Power, popularity, prestige, pleasure – nothing can fill the God-shaped void in man’s life but God Himself. But once seen from God’s perspective, life takes on meaning and purpose, causing Solomon to exclaim, “Eat…drink…rejoice…do good…live joyfully…fear God…keep His commandments!”
Skepticism and despair melt away when life is viewed as a daily gift from God.
Who Wrote Ecclesiastes?
There are powerful arguments that the author of Ecclesiastes was Solomon.
External Evidence: Jewish Talmudic tradition attributes the book to Solomon but suggests that Hezekiah’s scribes may have edited the text (see Proverbs 25:1). Solomonic authorship of Ecclesiastes is the standard Christian position, although some scholars, along with the Talmud, believe the work was later edited during the time of Hezekiah or possibly Ezra.
Internal Evidence: The author calls himself “the son of David, king in Jerusalem” in 1:1-12. Solomon was the best qualified Davidic descendent for the quest in this book. He was the wisest man who ever taught in Jerusalem (1 Kings 4:29-30). The descriptions of Qoheleth’s exploration of pleasure (Ecclesiastes 2:1-3), impressive accomplishments (2:4-6), and unparalleled wealth (2:7-10) were fulfilled only by King Solomon.
The proverbs in this book are similar to those in the Book of Proverbs. According to Ecclesiastes 12:9, Qoheleth collected and arranged many proverbs, perhaps referring to the two Solomonic collections in Proverbs. The unity of authorship of Ecclesiastes is supported by the seven references to Qoheleth.
Jesus in Ecclesiastes

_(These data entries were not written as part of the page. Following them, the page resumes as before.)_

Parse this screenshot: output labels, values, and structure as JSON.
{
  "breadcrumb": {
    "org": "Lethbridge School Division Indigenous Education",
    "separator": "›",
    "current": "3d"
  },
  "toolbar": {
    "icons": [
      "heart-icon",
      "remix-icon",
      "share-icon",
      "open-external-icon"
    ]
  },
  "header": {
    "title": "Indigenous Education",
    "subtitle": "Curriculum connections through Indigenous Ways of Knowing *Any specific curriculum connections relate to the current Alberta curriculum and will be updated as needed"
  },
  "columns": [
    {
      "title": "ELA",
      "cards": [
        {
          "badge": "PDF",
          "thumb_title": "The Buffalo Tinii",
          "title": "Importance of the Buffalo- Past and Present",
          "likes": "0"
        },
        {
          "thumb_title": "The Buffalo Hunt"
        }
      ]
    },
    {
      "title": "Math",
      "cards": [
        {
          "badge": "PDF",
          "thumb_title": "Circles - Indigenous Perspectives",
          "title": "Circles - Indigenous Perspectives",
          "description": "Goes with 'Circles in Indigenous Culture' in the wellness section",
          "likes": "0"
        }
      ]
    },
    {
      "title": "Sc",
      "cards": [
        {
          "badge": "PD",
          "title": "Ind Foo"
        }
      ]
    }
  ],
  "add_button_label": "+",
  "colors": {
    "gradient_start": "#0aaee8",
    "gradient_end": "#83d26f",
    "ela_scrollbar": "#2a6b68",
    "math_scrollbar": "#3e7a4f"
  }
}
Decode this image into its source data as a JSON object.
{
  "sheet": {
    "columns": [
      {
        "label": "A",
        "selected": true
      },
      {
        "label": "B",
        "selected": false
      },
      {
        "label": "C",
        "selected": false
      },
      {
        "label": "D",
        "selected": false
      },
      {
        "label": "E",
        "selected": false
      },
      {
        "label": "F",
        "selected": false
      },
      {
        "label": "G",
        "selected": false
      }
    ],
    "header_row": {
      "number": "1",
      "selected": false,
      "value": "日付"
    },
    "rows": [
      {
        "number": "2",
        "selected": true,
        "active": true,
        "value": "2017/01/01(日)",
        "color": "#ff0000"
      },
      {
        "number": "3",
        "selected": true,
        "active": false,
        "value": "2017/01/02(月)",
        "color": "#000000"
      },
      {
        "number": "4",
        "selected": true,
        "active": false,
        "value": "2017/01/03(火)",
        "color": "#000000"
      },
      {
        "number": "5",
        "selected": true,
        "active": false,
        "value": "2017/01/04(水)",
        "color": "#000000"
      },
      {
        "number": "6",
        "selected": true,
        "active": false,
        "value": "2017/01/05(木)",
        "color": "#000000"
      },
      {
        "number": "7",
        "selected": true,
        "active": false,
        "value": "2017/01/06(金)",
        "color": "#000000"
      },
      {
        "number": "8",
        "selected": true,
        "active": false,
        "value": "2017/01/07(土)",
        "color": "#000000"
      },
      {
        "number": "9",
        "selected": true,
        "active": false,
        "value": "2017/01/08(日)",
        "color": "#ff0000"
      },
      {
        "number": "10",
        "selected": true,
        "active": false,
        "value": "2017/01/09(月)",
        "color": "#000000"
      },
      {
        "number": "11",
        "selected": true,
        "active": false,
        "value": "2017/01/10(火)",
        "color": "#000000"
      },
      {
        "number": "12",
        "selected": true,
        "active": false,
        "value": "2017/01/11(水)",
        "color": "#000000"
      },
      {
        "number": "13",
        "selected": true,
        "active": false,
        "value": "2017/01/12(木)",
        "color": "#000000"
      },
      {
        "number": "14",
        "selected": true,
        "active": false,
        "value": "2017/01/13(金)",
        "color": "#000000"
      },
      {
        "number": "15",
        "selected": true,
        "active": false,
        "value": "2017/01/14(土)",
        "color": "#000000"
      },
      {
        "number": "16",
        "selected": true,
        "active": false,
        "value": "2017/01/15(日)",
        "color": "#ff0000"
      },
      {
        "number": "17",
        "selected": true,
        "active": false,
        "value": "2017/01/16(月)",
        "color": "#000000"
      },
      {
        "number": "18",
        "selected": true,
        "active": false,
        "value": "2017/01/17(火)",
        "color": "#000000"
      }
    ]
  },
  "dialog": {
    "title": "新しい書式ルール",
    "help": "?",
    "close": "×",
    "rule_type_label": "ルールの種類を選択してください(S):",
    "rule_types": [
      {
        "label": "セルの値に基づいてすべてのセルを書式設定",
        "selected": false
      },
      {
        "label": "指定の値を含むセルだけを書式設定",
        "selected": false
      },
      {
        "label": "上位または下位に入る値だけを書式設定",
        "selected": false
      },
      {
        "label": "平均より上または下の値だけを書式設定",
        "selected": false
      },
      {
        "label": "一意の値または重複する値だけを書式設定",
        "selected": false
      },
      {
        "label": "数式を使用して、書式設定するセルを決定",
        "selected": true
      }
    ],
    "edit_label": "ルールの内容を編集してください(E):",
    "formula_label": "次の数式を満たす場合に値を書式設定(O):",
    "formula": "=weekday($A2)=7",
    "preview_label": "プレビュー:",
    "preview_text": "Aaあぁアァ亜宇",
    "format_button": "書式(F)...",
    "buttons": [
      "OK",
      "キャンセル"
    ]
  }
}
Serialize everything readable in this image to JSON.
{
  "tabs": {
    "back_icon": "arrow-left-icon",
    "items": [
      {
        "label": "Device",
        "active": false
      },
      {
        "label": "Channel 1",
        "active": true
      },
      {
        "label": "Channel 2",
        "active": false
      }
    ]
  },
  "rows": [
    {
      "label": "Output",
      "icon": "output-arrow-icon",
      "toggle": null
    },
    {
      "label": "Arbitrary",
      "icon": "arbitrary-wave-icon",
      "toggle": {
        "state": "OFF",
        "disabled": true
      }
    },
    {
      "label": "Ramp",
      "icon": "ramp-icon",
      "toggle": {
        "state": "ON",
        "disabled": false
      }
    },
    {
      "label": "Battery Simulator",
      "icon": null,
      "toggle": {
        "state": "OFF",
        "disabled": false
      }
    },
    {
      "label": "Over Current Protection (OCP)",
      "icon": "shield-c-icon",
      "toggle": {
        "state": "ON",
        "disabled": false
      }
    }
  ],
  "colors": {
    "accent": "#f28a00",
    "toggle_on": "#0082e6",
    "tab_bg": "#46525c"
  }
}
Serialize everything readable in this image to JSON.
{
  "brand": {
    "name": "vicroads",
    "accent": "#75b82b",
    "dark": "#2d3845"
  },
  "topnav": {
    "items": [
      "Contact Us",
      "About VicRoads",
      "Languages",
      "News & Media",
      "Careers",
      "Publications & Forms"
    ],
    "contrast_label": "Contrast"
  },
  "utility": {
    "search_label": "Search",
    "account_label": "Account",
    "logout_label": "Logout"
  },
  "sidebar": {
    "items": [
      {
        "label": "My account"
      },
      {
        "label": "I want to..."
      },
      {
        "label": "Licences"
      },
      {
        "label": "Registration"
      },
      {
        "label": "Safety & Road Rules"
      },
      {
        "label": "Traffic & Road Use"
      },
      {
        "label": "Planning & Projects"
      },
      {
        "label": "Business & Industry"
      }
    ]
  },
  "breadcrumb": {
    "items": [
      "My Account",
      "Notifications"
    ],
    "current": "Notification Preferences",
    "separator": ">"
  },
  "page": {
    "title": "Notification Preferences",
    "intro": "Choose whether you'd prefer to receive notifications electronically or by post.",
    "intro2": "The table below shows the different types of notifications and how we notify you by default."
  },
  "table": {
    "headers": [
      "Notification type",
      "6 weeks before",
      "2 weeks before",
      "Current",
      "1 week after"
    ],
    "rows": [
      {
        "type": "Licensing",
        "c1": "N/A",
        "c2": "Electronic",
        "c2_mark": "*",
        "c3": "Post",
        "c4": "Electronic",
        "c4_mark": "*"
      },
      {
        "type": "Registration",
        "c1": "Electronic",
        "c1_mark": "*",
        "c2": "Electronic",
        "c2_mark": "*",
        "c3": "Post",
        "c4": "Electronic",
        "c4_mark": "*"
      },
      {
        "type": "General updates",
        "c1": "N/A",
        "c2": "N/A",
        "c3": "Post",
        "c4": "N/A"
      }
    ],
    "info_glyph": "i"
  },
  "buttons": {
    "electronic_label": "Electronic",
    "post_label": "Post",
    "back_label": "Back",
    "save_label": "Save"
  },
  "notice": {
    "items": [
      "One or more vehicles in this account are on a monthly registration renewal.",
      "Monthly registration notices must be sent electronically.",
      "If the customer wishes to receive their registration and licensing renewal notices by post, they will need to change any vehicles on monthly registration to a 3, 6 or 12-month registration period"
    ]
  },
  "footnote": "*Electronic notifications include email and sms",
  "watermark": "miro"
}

Ecclesiastes convincingly portrays the emptiness and perplexity of life without a relationship with the Lord. Each person has eternity in his heart, and only Christ can provide ultimate satisfaction, joy, and wisdom. Man’s highest good is found in the “one Shepherd” (Ecclesiastes 12:11) who offers abundant life (John 10:9-10).
Keys of Ecclesiastes
Key Word: Vanity
The word vanity appears thirty-seven times to express the many things that cannot be understood about life. All earthly goals and ambitions when pursued as ends in themselves lead to dissatisfaction and frustration.
But Ecclesiastes does not give an answer of atheism or skepticism; God is referred to throughout. In fact, it claims that the search for man’s summum bonum must end in God. Satisfaction in life can be found only by looking beyond this world.
Key Verse: Ecclesiastes 2:24 and 12:13-14
“Nothing is better for a man than that he should eat and drink, and that his soul should enjoy good in his labor. This also, I saw, was from the hand of God.”
Ecclesiastes 2:24, NKJV
“Let us hear the conclusion of the whole matter:
Fear God and keep His commandments,
For this is man’s all.
For God will bring every work into judgment,
Including every secret thing,
Whether good or evil.”
Ecclesiastes 12:13-14, NKJV